[Activity]:
Scan the records for the string "JSON"; copy each line where it occurs.

(Items from an interface collection)
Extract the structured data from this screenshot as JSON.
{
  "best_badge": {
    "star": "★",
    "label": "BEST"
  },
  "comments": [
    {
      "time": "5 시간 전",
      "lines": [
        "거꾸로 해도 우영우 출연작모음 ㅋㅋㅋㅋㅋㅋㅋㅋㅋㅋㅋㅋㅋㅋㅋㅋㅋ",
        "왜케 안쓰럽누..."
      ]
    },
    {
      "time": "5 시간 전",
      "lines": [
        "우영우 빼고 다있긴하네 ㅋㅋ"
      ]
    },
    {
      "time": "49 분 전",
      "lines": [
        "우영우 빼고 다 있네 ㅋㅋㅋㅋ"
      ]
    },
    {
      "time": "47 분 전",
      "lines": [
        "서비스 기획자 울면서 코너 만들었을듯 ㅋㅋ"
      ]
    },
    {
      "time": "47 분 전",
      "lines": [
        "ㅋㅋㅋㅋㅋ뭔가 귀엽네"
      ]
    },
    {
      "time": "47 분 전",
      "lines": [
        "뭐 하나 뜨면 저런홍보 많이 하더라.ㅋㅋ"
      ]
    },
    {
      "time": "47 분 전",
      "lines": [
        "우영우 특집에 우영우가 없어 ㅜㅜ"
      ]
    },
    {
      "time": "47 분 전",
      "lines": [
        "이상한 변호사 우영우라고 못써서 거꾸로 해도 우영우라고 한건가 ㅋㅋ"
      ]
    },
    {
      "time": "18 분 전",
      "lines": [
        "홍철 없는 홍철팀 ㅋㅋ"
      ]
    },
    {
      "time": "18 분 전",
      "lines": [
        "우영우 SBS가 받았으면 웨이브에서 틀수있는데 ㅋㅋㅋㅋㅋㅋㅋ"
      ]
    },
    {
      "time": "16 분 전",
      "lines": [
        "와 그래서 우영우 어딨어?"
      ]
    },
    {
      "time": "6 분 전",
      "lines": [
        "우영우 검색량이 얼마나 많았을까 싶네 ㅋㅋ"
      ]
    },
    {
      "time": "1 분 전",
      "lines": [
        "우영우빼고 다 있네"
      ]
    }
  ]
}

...

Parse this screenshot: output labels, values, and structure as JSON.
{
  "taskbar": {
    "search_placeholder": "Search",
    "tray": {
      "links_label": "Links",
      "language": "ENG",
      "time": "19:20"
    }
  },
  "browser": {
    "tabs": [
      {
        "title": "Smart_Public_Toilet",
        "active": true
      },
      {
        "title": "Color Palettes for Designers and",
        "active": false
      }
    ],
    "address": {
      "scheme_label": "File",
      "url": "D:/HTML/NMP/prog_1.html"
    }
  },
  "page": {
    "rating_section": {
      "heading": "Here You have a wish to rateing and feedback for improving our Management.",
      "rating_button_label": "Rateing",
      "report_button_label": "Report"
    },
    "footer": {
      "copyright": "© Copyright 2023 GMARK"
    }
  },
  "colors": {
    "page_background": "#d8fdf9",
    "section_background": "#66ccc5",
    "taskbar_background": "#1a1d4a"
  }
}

[Expected output]:
Extract the structured data from this screenshot as JSON.
Parse this screenshot: output labels, values, and structure as JSON.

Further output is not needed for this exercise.